What you should do: Filter the entries for lines with the word "period".

Task material:
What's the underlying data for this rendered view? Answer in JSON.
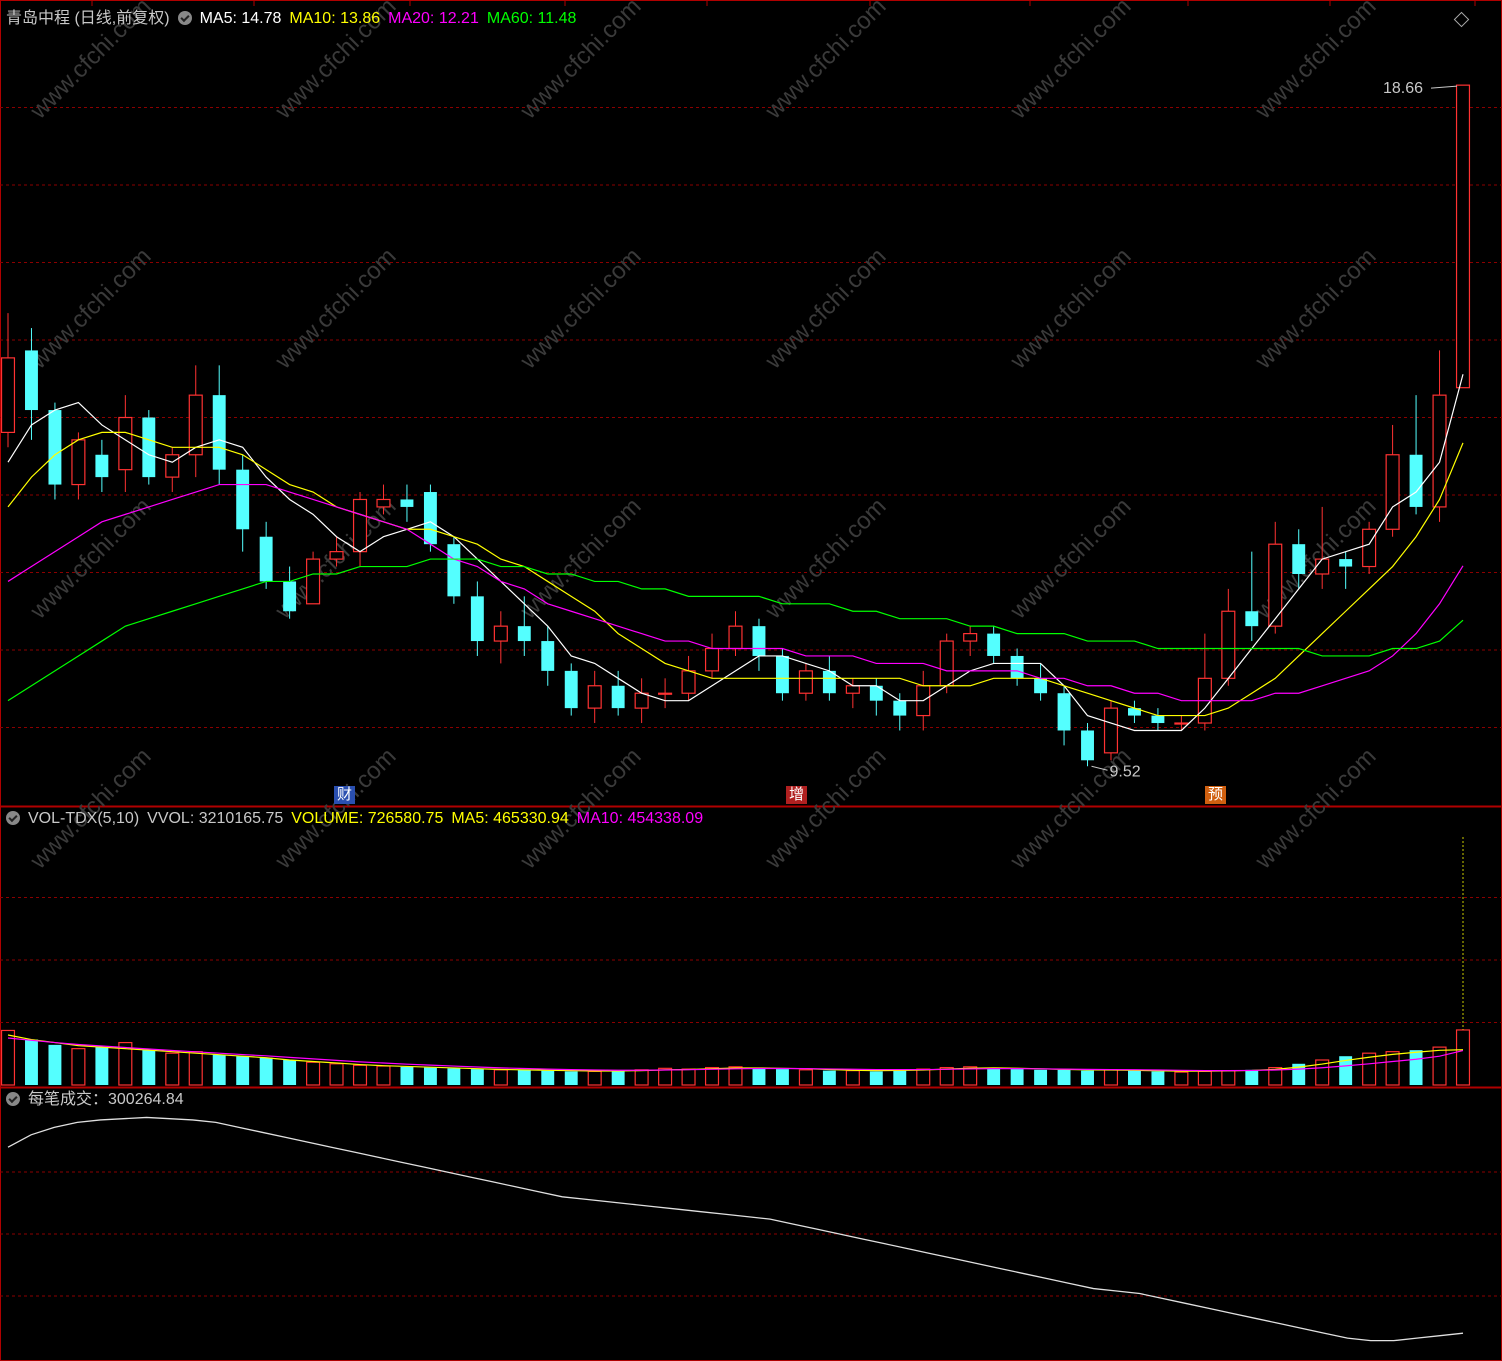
{
  "colors": {
    "up": "#ff3232",
    "down": "#54ffff",
    "ma5": "#ffffff",
    "ma10": "#ffff00",
    "ma20": "#ff00ff",
    "ma60": "#00ff00",
    "grid": "#8b0000",
    "border": "#b00000"
  },
  "price_panel": {
    "title": "青岛中程 (日线,前复权)",
    "indicators": [
      {
        "label": "MA5: 14.78",
        "color": "#ffffff"
      },
      {
        "label": "MA10: 13.86",
        "color": "#ffff00"
      },
      {
        "label": "MA20: 12.21",
        "color": "#ff00ff"
      },
      {
        "label": "MA60: 11.48",
        "color": "#00ff00"
      }
    ],
    "high_label": "18.66",
    "low_label": "9.52",
    "event_badges": [
      {
        "text": "财",
        "color": "#2a4fb0"
      },
      {
        "text": "增",
        "color": "#b02020"
      },
      {
        "text": "预",
        "color": "#d06010"
      }
    ]
  },
  "volume_panel": {
    "indicators": [
      {
        "label": "VOL-TDX(5,10)",
        "color": "#c8c8c8"
      },
      {
        "label": "VVOL: 3210165.75",
        "color": "#c8c8c8"
      },
      {
        "label": "VOLUME: 726580.75",
        "color": "#ffff00"
      },
      {
        "label": "MA5: 465330.94",
        "color": "#ffff00"
      },
      {
        "label": "MA10: 454338.09",
        "color": "#ff00ff"
      }
    ]
  },
  "trade_panel": {
    "label": "每笔成交：300264.84",
    "color": "#c8c8c8"
  },
  "watermark": "www.cfchi.com",
  "chart_data": [
    {
      "type": "candlestick",
      "title": "青岛中程 (日线,前复权)",
      "ylim": [
        9.0,
        19.4
      ],
      "high": 18.66,
      "low": 9.52,
      "candles": [
        [
          14.0,
          15.0,
          13.8,
          15.6
        ],
        [
          15.1,
          14.3,
          13.9,
          15.4
        ],
        [
          14.3,
          13.3,
          13.1,
          14.4
        ],
        [
          13.3,
          13.9,
          13.1,
          14.0
        ],
        [
          13.7,
          13.4,
          13.2,
          13.9
        ],
        [
          13.5,
          14.2,
          13.2,
          14.5
        ],
        [
          14.2,
          13.4,
          13.3,
          14.3
        ],
        [
          13.4,
          13.7,
          13.2,
          13.8
        ],
        [
          13.7,
          14.5,
          13.4,
          14.9
        ],
        [
          14.5,
          13.5,
          13.3,
          14.9
        ],
        [
          13.5,
          12.7,
          12.4,
          13.7
        ],
        [
          12.6,
          12.0,
          11.9,
          12.8
        ],
        [
          12.0,
          11.6,
          11.5,
          12.2
        ],
        [
          11.7,
          12.3,
          11.7,
          12.4
        ],
        [
          12.3,
          12.4,
          12.2,
          12.6
        ],
        [
          12.4,
          13.1,
          12.2,
          13.2
        ],
        [
          13.0,
          13.1,
          12.9,
          13.3
        ],
        [
          13.1,
          13.0,
          12.8,
          13.3
        ],
        [
          13.2,
          12.5,
          12.4,
          13.3
        ],
        [
          12.5,
          11.8,
          11.7,
          12.6
        ],
        [
          11.8,
          11.2,
          11.0,
          12.0
        ],
        [
          11.2,
          11.4,
          10.9,
          11.6
        ],
        [
          11.4,
          11.2,
          11.0,
          11.8
        ],
        [
          11.2,
          10.8,
          10.6,
          11.4
        ],
        [
          10.8,
          10.3,
          10.2,
          10.9
        ],
        [
          10.3,
          10.6,
          10.1,
          10.8
        ],
        [
          10.6,
          10.3,
          10.2,
          10.8
        ],
        [
          10.3,
          10.5,
          10.1,
          10.7
        ],
        [
          10.5,
          10.5,
          10.3,
          10.7
        ],
        [
          10.5,
          10.8,
          10.4,
          11.0
        ],
        [
          10.8,
          11.1,
          10.7,
          11.3
        ],
        [
          11.1,
          11.4,
          11.0,
          11.6
        ],
        [
          11.4,
          11.0,
          10.8,
          11.5
        ],
        [
          11.0,
          10.5,
          10.4,
          11.1
        ],
        [
          10.5,
          10.8,
          10.4,
          10.9
        ],
        [
          10.8,
          10.5,
          10.4,
          11.0
        ],
        [
          10.5,
          10.6,
          10.3,
          10.7
        ],
        [
          10.6,
          10.4,
          10.2,
          10.7
        ],
        [
          10.4,
          10.2,
          10.0,
          10.5
        ],
        [
          10.2,
          10.6,
          10.0,
          10.8
        ],
        [
          10.6,
          11.2,
          10.5,
          11.3
        ],
        [
          11.2,
          11.3,
          11.0,
          11.4
        ],
        [
          11.3,
          11.0,
          10.9,
          11.4
        ],
        [
          11.0,
          10.7,
          10.6,
          11.1
        ],
        [
          10.7,
          10.5,
          10.4,
          10.9
        ],
        [
          10.5,
          10.0,
          9.8,
          10.6
        ],
        [
          10.0,
          9.6,
          9.52,
          10.1
        ],
        [
          9.7,
          10.3,
          9.6,
          10.4
        ],
        [
          10.3,
          10.2,
          10.1,
          10.4
        ],
        [
          10.2,
          10.1,
          10.0,
          10.3
        ],
        [
          10.1,
          10.1,
          10.0,
          10.2
        ],
        [
          10.1,
          10.7,
          10.0,
          11.3
        ],
        [
          10.7,
          11.6,
          10.6,
          11.9
        ],
        [
          11.6,
          11.4,
          11.2,
          12.4
        ],
        [
          11.4,
          12.5,
          11.3,
          12.8
        ],
        [
          12.5,
          12.1,
          11.9,
          12.7
        ],
        [
          12.1,
          12.3,
          11.9,
          13.0
        ],
        [
          12.3,
          12.2,
          11.9,
          12.4
        ],
        [
          12.2,
          12.7,
          12.1,
          12.8
        ],
        [
          12.7,
          13.7,
          12.6,
          14.1
        ],
        [
          13.7,
          13.0,
          12.9,
          14.5
        ],
        [
          13.0,
          14.5,
          12.8,
          15.1
        ],
        [
          14.6,
          18.66,
          14.6,
          18.66
        ]
      ],
      "ma": [
        {
          "period": 5,
          "values": [
            13.6,
            14.1,
            14.3,
            14.4,
            14.1,
            13.9,
            13.7,
            13.6,
            13.8,
            13.9,
            13.8,
            13.4,
            13.1,
            12.9,
            12.6,
            12.4,
            12.6,
            12.7,
            12.8,
            12.6,
            12.3,
            12.0,
            11.7,
            11.4,
            11.0,
            10.9,
            10.7,
            10.5,
            10.4,
            10.4,
            10.6,
            10.8,
            11.0,
            11.0,
            10.9,
            10.8,
            10.6,
            10.6,
            10.4,
            10.4,
            10.6,
            10.8,
            10.9,
            10.9,
            10.9,
            10.6,
            10.2,
            10.1,
            10.0,
            10.0,
            10.0,
            10.3,
            10.7,
            11.1,
            11.5,
            11.9,
            12.3,
            12.4,
            12.5,
            13.0,
            13.2,
            13.6,
            14.78
          ]
        },
        {
          "period": 10,
          "values": [
            13.0,
            13.4,
            13.7,
            13.9,
            14.0,
            14.0,
            13.9,
            13.8,
            13.8,
            13.8,
            13.7,
            13.5,
            13.3,
            13.2,
            13.0,
            12.9,
            12.8,
            12.7,
            12.7,
            12.6,
            12.5,
            12.3,
            12.2,
            12.0,
            11.8,
            11.6,
            11.3,
            11.1,
            10.9,
            10.8,
            10.7,
            10.7,
            10.7,
            10.7,
            10.7,
            10.7,
            10.7,
            10.7,
            10.7,
            10.6,
            10.6,
            10.6,
            10.7,
            10.7,
            10.7,
            10.6,
            10.5,
            10.4,
            10.3,
            10.2,
            10.2,
            10.2,
            10.3,
            10.5,
            10.7,
            11.0,
            11.3,
            11.6,
            11.9,
            12.2,
            12.6,
            13.1,
            13.86
          ]
        },
        {
          "period": 20,
          "values": [
            12.0,
            12.2,
            12.4,
            12.6,
            12.8,
            12.9,
            13.0,
            13.1,
            13.2,
            13.3,
            13.3,
            13.3,
            13.2,
            13.1,
            13.0,
            12.9,
            12.8,
            12.7,
            12.5,
            12.3,
            12.2,
            12.0,
            11.9,
            11.7,
            11.6,
            11.5,
            11.4,
            11.3,
            11.2,
            11.2,
            11.1,
            11.1,
            11.1,
            11.1,
            11.0,
            11.0,
            11.0,
            10.9,
            10.9,
            10.9,
            10.8,
            10.8,
            10.8,
            10.8,
            10.7,
            10.7,
            10.6,
            10.6,
            10.5,
            10.5,
            10.4,
            10.4,
            10.4,
            10.4,
            10.5,
            10.5,
            10.6,
            10.7,
            10.8,
            11.0,
            11.3,
            11.7,
            12.21
          ]
        },
        {
          "period": 60,
          "values": [
            10.4,
            10.6,
            10.8,
            11.0,
            11.2,
            11.4,
            11.5,
            11.6,
            11.7,
            11.8,
            11.9,
            12.0,
            12.0,
            12.1,
            12.1,
            12.2,
            12.2,
            12.2,
            12.3,
            12.3,
            12.3,
            12.2,
            12.2,
            12.1,
            12.1,
            12.0,
            12.0,
            11.9,
            11.9,
            11.8,
            11.8,
            11.8,
            11.8,
            11.7,
            11.7,
            11.7,
            11.6,
            11.6,
            11.5,
            11.5,
            11.5,
            11.4,
            11.4,
            11.3,
            11.3,
            11.3,
            11.2,
            11.2,
            11.2,
            11.1,
            11.1,
            11.1,
            11.1,
            11.1,
            11.1,
            11.1,
            11.0,
            11.0,
            11.0,
            11.1,
            11.1,
            11.2,
            11.48
          ]
        }
      ]
    },
    {
      "type": "bar",
      "title": "VOL-TDX(5,10)",
      "ylim": [
        0,
        3300000
      ],
      "values": [
        720000,
        600000,
        530000,
        480000,
        500000,
        560000,
        460000,
        420000,
        440000,
        400000,
        380000,
        360000,
        330000,
        300000,
        280000,
        260000,
        250000,
        240000,
        230000,
        220000,
        210000,
        200000,
        200000,
        190000,
        180000,
        180000,
        190000,
        200000,
        220000,
        210000,
        230000,
        240000,
        220000,
        210000,
        200000,
        190000,
        190000,
        180000,
        200000,
        210000,
        230000,
        240000,
        220000,
        210000,
        200000,
        200000,
        190000,
        200000,
        190000,
        180000,
        170000,
        180000,
        190000,
        200000,
        230000,
        280000,
        330000,
        380000,
        420000,
        440000,
        460000,
        500000,
        726580.75
      ],
      "ma5": [
        660000,
        600000,
        560000,
        520000,
        500000,
        480000,
        460000,
        440000,
        420000,
        400000,
        380000,
        360000,
        330000,
        310000,
        290000,
        270000,
        255000,
        245000,
        235000,
        225000,
        215000,
        205000,
        200000,
        195000,
        190000,
        185000,
        185000,
        190000,
        200000,
        205000,
        215000,
        225000,
        225000,
        220000,
        215000,
        205000,
        195000,
        190000,
        192000,
        198000,
        210000,
        222000,
        226000,
        222000,
        214000,
        206000,
        200000,
        198000,
        194000,
        188000,
        182000,
        182000,
        186000,
        192000,
        206000,
        236000,
        276000,
        324000,
        366000,
        404000,
        432000,
        458000,
        465330.94
      ],
      "ma10": [
        620000,
        590000,
        560000,
        535000,
        515000,
        495000,
        475000,
        455000,
        438000,
        420000,
        402000,
        385000,
        365000,
        345000,
        325000,
        305000,
        290000,
        275000,
        262000,
        250000,
        238000,
        226000,
        218000,
        210000,
        203000,
        198000,
        195000,
        195000,
        198000,
        202000,
        207000,
        214000,
        218000,
        218000,
        216000,
        212000,
        208000,
        204000,
        204000,
        204000,
        207000,
        212000,
        216000,
        216000,
        214000,
        210000,
        206000,
        204000,
        202000,
        198000,
        194000,
        190000,
        190000,
        192000,
        198000,
        210000,
        228000,
        252000,
        280000,
        310000,
        340000,
        380000,
        454338.09
      ]
    },
    {
      "type": "line",
      "title": "每笔成交",
      "ylim": [
        0,
        1
      ],
      "values": [
        0.85,
        0.9,
        0.93,
        0.95,
        0.96,
        0.965,
        0.97,
        0.965,
        0.96,
        0.95,
        0.93,
        0.91,
        0.89,
        0.87,
        0.85,
        0.83,
        0.81,
        0.79,
        0.77,
        0.75,
        0.73,
        0.71,
        0.69,
        0.67,
        0.65,
        0.64,
        0.63,
        0.62,
        0.61,
        0.6,
        0.59,
        0.58,
        0.57,
        0.56,
        0.54,
        0.52,
        0.5,
        0.48,
        0.46,
        0.44,
        0.42,
        0.4,
        0.38,
        0.36,
        0.34,
        0.32,
        0.3,
        0.28,
        0.27,
        0.26,
        0.24,
        0.22,
        0.2,
        0.18,
        0.16,
        0.14,
        0.12,
        0.1,
        0.08,
        0.07,
        0.07,
        0.08,
        0.09,
        0.1
      ]
    }
  ]
}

Result of this task:
          "period": 5,
          "period": 10,
          "period": 20,
          "period": 60,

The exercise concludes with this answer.